Four short, self-contained Underdog stories are included here:

Safe Waif: the pilot episode (with a more bumbling, property-damage-causing, unapologetic version of Underdog)

Simon Says: the first appearance of perennial nemesis Simon Barsinister

Tricky Trap by Tap Tap: a short sequel to From Hopeless to Helpless, in which Underdog's doppelganger Tap Tap attempts to escape from prison

March of the Monsters: a great Underdog-vs.-Giant-Robots short, apparently "Unseen in over 30 years!" after its original broadcast run

Interview with Underdog's Co-Creator Joe Harris:

Cartoonist, character designer and co-creator Joe Harris discusses the series' genesis, production and impact on pop culture of the time. It's an eight-minute piece, too brief for serious exploration, but it does a nice job of presenting some interesting trivia, and Mr. Harris is obviously pleased by the continued interest in Underdog after all this time.

Underdog Trivia Game:

25 questions on the Underdog characters and history, complete with on-screen feedback and scoring after all the questions have been answered, a nice implementation taking advantage of DVD's limited programmability.

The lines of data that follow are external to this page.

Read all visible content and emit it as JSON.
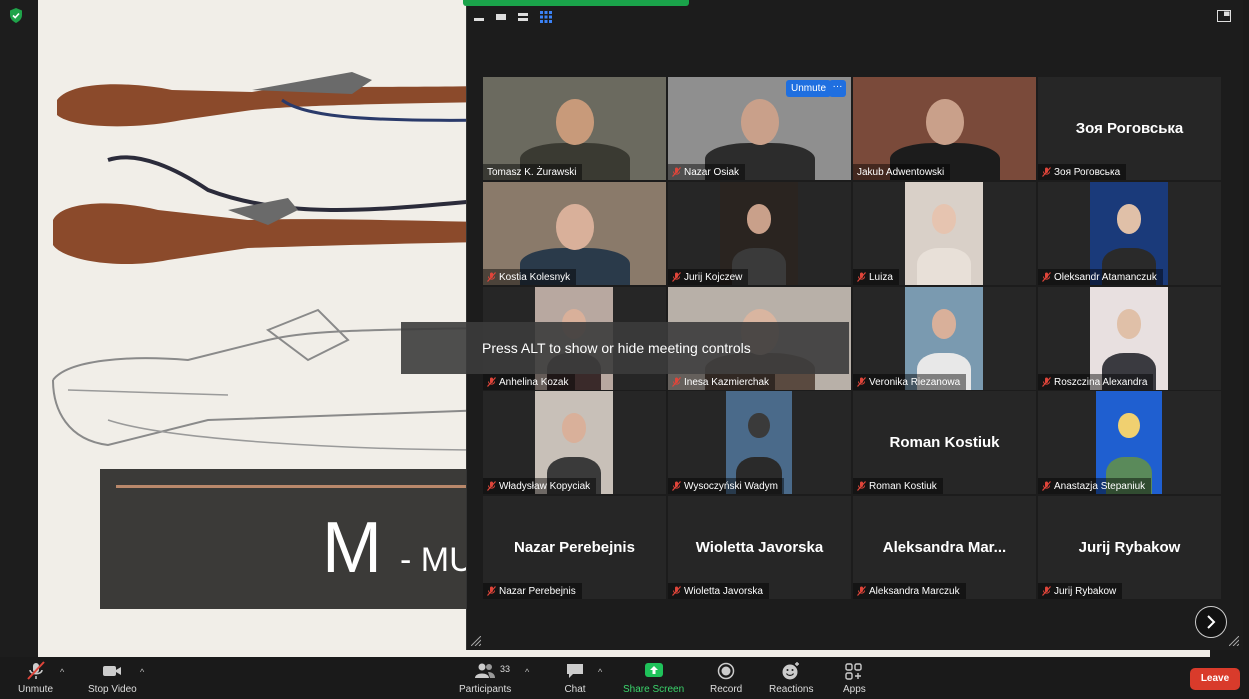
{
  "slide": {
    "letter": "M",
    "rest": "- MU"
  },
  "toast": "Press ALT to show or hide meeting controls",
  "tile_controls": {
    "unmute": "Unmute",
    "more": "···"
  },
  "participants": [
    {
      "name": "Tomasz K. Żurawski",
      "muted": false,
      "video": true,
      "active": true
    },
    {
      "name": "Nazar Osiak",
      "muted": true,
      "video": true
    },
    {
      "name": "Jakub Adwentowski",
      "muted": false,
      "video": true
    },
    {
      "name": "Зоя Роговська",
      "muted": true,
      "video": false,
      "display": "Зоя Роговська"
    },
    {
      "name": "Kostia Kolesnyk",
      "muted": true,
      "video": true
    },
    {
      "name": "Jurij Kojczew",
      "muted": true,
      "video": true
    },
    {
      "name": "Luiza",
      "muted": true,
      "video": true
    },
    {
      "name": "Oleksandr Atamanczuk",
      "muted": true,
      "video": true
    },
    {
      "name": "Anhelina Kozak",
      "muted": true,
      "video": true
    },
    {
      "name": "Inesa Kazmierchak",
      "muted": true,
      "video": true
    },
    {
      "name": "Veronika Riezanowa",
      "muted": true,
      "video": true
    },
    {
      "name": "Roszczina Alexandra",
      "muted": true,
      "video": true
    },
    {
      "name": "Władysław Kopyciak",
      "muted": true,
      "video": true
    },
    {
      "name": "Wysoczyński Wadym",
      "muted": true,
      "video": true
    },
    {
      "name": "Roman Kostiuk",
      "muted": true,
      "video": false,
      "display": "Roman Kostiuk"
    },
    {
      "name": "Anastazja Stepaniuk",
      "muted": true,
      "video": true
    },
    {
      "name": "Nazar Perebejnis",
      "muted": true,
      "video": false,
      "display": "Nazar Perebejnis"
    },
    {
      "name": "Wioletta Javorska",
      "muted": true,
      "video": false,
      "display": "Wioletta Javorska"
    },
    {
      "name": "Aleksandra Marczuk",
      "muted": true,
      "video": false,
      "display": "Aleksandra  Mar..."
    },
    {
      "name": "Jurij Rybakow",
      "muted": true,
      "video": false,
      "display": "Jurij Rybakow"
    }
  ],
  "toolbar": {
    "unmute": "Unmute",
    "stop_video": "Stop Video",
    "participants": "Participants",
    "participants_count": "33",
    "chat": "Chat",
    "share_screen": "Share Screen",
    "record": "Record",
    "reactions": "Reactions",
    "apps": "Apps",
    "leave": "Leave"
  },
  "colors": {
    "accent_green": "#1aa34a",
    "active_speaker": "#c8d45a",
    "unmute_blue": "#1f6fe0",
    "leave_red": "#d93b2b"
  }
}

Underdog Theme Song Sing-Alongs:

Good old-fashioned "bouncing ball" sing-alongs for two versions of the Underdog theme song, one featuring Riff Raff and the other featuring Simon Barsinister in the accompanying film footage.

Archival Underdog Introductions:

Three brief TV promo spots advertising the next exciting episode—middling condition, but historically valuable.

The Underdog Show's Family of Characters:

The brief introductory songs and animation for a number of other Underdog "family members" are presented. These were rotating segments originally used to break up the main Underdog story on each episode, and the theme songs are sure to be memorable to many—included are Tennesee Tuxedo, The World of Commander McBragg, Go-Go Gophers, Tooter Turtle, King and Odie, Klondike Kat, and The Hunter.

DVD-ROM Weblinks, Screensavers, Audio Clips:

I don't have a DVD-ROM drive and was unable to access these features (some of which will not work on a Mac), but they appear to include Underdog screensavers, audio clips, and an HTML page linking to the official Underdog Video website.

Previews of VHS Underdog:

Brief promotional clips of some Underdog adventures currently available on VHS videocassette, including Underdog vs. Riff Raff, Underdog vs. Simon Barsinister, and Underdog vs. Overcat.

Extras Grade: A-


Final Comments

Underdog: Collector's Edition pays sincere homage to the mild-mannered canine superhero who provided Saturday morning and weekday afternoon entertainment for several generations of kids. Golden's DVD suffers a bit in the video department, but the supplements make this a must-have disc for any true Underdog fan. A fine bit of nostalgia, and a great way to introduce contemporary kids to an old bullet-dodging, pill-popping cartoon friend.


Back to top

Microsoft Store

On Facebook!
Promote Your Page Too



Original Magic Dress.com

Susti Heaven

Become a Reviewer | Search | Review Vault | Reviewers
Readers | Webmasters | Privacy | Contact
Microsoft Store